had enjoyed phenomenal growth and become one of the great retailing stories of recent history by making exceptional coffee drinks and selling dark-roasted coffee beans and coffee-making equipment that would allow customers to brew an exceptional cup of coffee at home. The Starbucks brand was regarded as one of the best known and most potent brand names in America and the company had firmly established itself as the dominant retailer, roaster, and brand of specialty coffee in North America. It already had over 1,500 stores in North America and the Pacific Rim and was opening new ones at a rate of more than one per day. Sales in fiscal year 1997 were a record $967 million and profits reached an all-time high of $57.4 million. The company's closest competitor had fewer than 300 retail locations. And since going public in 1992, Starbucks has seen its stock price increase nearly ninefold. Exhibit 1 contains a summary of Starbucks key performance statistics for the 1992–97 period. Company Background
Starbucks began in 1971 when three academics—English teacher Jerry Baldwin, history teacher Zev Siegel, and writer Gordon Bowker—opened a store called Starbucks Coffee, Tea, and Spice in the touristy Pikes Place Market in Seattle. The three partners shared a love of fine coffees and exotic teas and believed they could build a clientele in Seattle much like that which had already emerged in the San Francisco Bay area. Each invested $1,350 and borrowed another $5,000 from a bank to open the Pikes Place store. Baldwin, Siegel, and Bowker chose the name Starbucks in honor of Starbuck, the coffee-loving first mate in Herman Melville's Moby Dick(so company legend has it), and because they thought the name evoked the romance of the high seas and the seafaring tradition of the early coffee traders. The new company's logo, designed by an artist friend, was a two-tailed mermaid encircled by the store's name. The inspiration for the Starbucks enterprise was a Dutch immigrant, Alfred Peet, who had begun importing fine arabica coffees into the United States during the 1950s. Peet viewed coffee as a fine winemaker views grapes, appraising it in terms of country of origin, estates, and harvests. Peet had opened a small store, Peet's Coffee and Tea, in Berkeley, California, in 1966 and had cultivated a loyal clientele. Peet's store specialized in importing fine coffees and teas, dark-roasting its own beans the European way to bring out their full flavor, and teaching customers how to grind the beans and make freshly brewed coffee at home. Baldwin, Siegel, and Bowker were well acquainted with Peet's expertise, having visited his store on numerous occasions and spent many hours listening to Peet expound on quality coffees and the importance of proper bean-roasting techniques. All three were devoted fans of Peet and his dark-roasted coffees, going so far as to order their personal coffee supplies by mail from Peet's.
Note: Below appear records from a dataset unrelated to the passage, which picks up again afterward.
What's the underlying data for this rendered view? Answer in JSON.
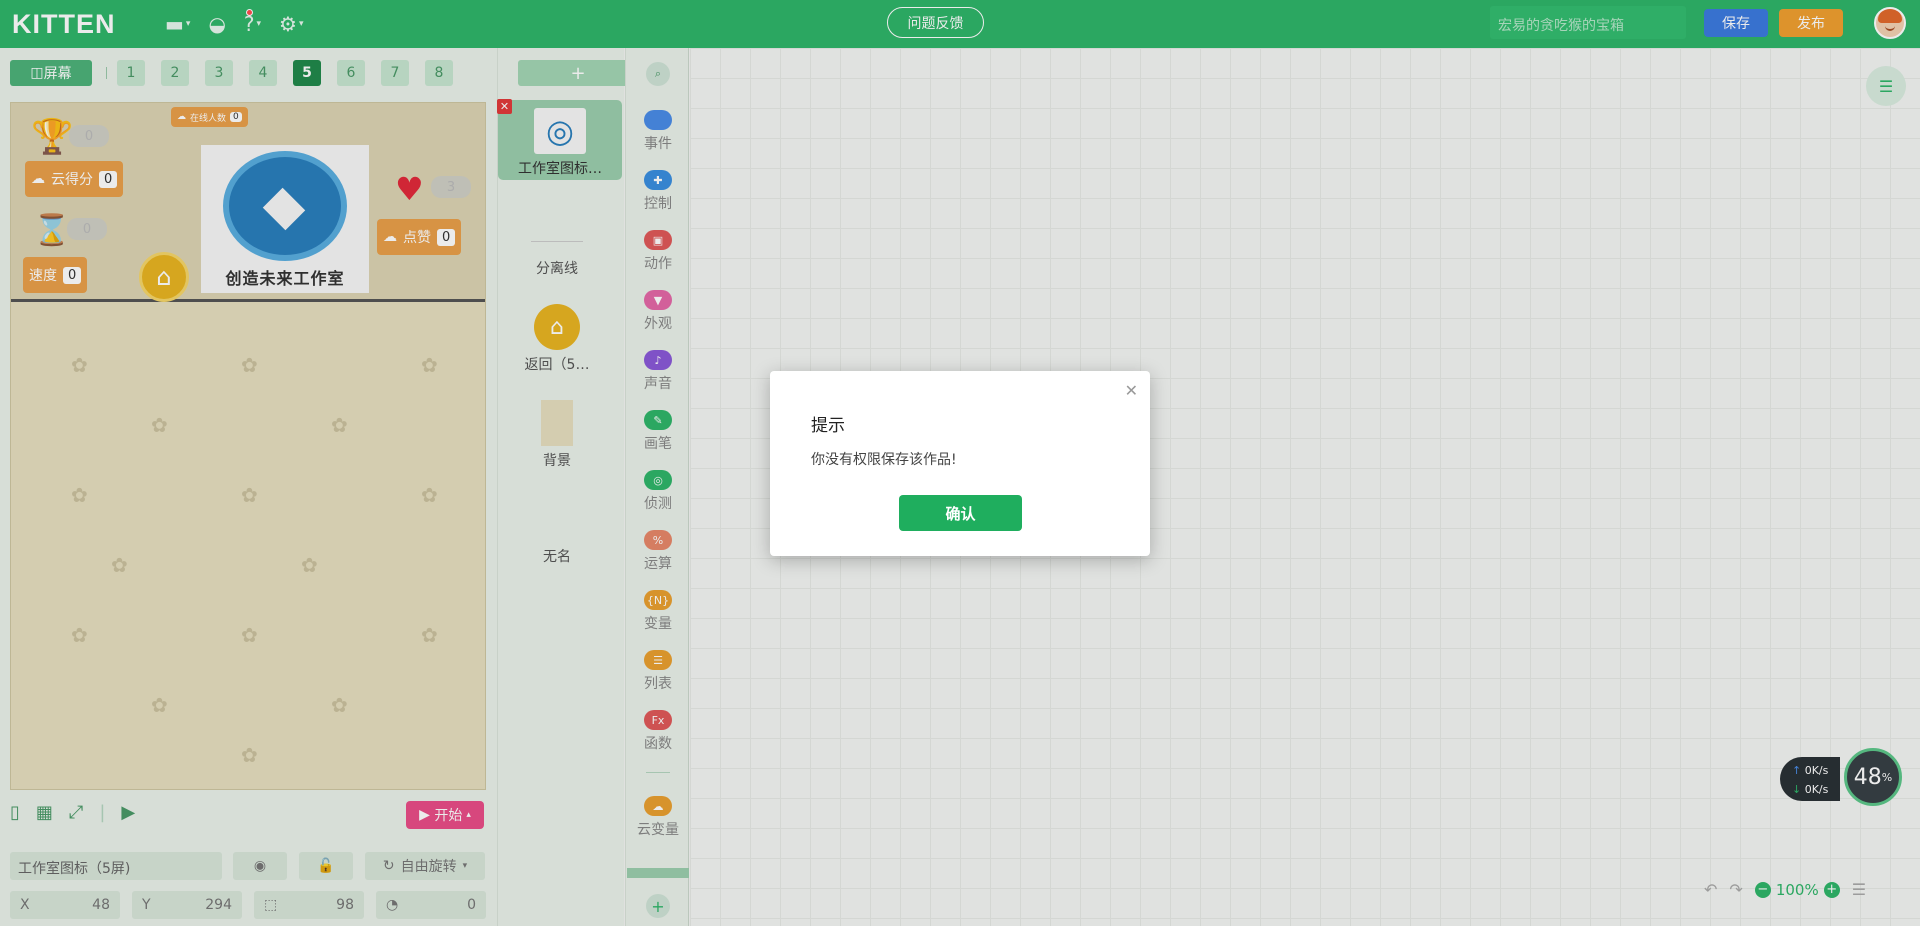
{
  "header": {
    "logo": "KITTEN",
    "feedback": "问题反馈",
    "project_name": "宏易的贪吃猴的宝箱",
    "save": "保存",
    "publish": "发布"
  },
  "stage_bar": {
    "screen_label": "屏幕",
    "screens": [
      "1",
      "2",
      "3",
      "4",
      "5",
      "6",
      "7",
      "8"
    ],
    "active_screen": "5"
  },
  "stage": {
    "online_label": "在线人数",
    "online_value": "0",
    "trophy_value": "0",
    "cloud_score_label": "云得分",
    "cloud_score_value": "0",
    "timer_value": "0",
    "speed_label": "速度",
    "speed_value": "0",
    "heart_value": "3",
    "like_label": "点赞",
    "like_value": "0",
    "logo_caption": "创造未来工作室"
  },
  "stage_footer": {
    "start": "开始"
  },
  "properties": {
    "name": "工作室图标（5屏)",
    "rotation": "自由旋转",
    "x_label": "X",
    "x_value": "48",
    "y_label": "Y",
    "y_value": "294",
    "size_value": "98",
    "angle_value": "0"
  },
  "sprites": {
    "add": "+",
    "items": [
      {
        "label": "工作室图标…"
      },
      {
        "label": "分离线"
      },
      {
        "label": "返回（5…"
      },
      {
        "label": "背景"
      },
      {
        "label": "无名"
      }
    ]
  },
  "categories": [
    {
      "label": "事件",
      "color": "#4a8de8"
    },
    {
      "label": "控制",
      "color": "#3a8fe0"
    },
    {
      "label": "动作",
      "color": "#e05a5a"
    },
    {
      "label": "外观",
      "color": "#e469a8"
    },
    {
      "label": "声音",
      "color": "#8a5ad8"
    },
    {
      "label": "画笔",
      "color": "#2fb66a"
    },
    {
      "label": "侦测",
      "color": "#2fb66a"
    },
    {
      "label": "运算",
      "color": "#e8886a"
    },
    {
      "label": "变量",
      "color": "#eaa030"
    },
    {
      "label": "列表",
      "color": "#eaa030"
    },
    {
      "label": "函数",
      "color": "#e05a5a"
    },
    {
      "label": "云变量",
      "color": "#eaa030"
    }
  ],
  "dialog": {
    "title": "提示",
    "message": "你没有权限保存该作品!",
    "confirm": "确认"
  },
  "network": {
    "up": "0K/s",
    "down": "0K/s",
    "percent": "48"
  },
  "zoom": "100%"
}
The Pikes Place store featured modest, hand-built nautical fixtures. One wall was devoted to whole-bean coffees; another had shelves of coffee products. The store did not offer fresh-brewed coffee by the cup, but samples were sometimes available for tasting. Initially, Siegel was the only paid employee. He wore a grocer's apron, scooped out beans for customers, extolled the virtues of fine, dark-roasted coffees, and functioned as the partnership's retail expert. The other two partners kept their day jobs but came by at lunch or after work to help out. During the start-up period, Baldwin kept the books and developed a growing knowledge of coffee; Bowker served as the "magic, mystery, and romance man."1 The store was an immediate success, with sales exceeding expectations, partly because of a favorable article in the Seattle Times. In the early months, each of the founders traveled to Berkeley to learn more about coffee roasting from their mentor, Alfred Peet, who urged them to keep deepening their knowledge of coffees and teas. For...
Please join StudyMode to read the full document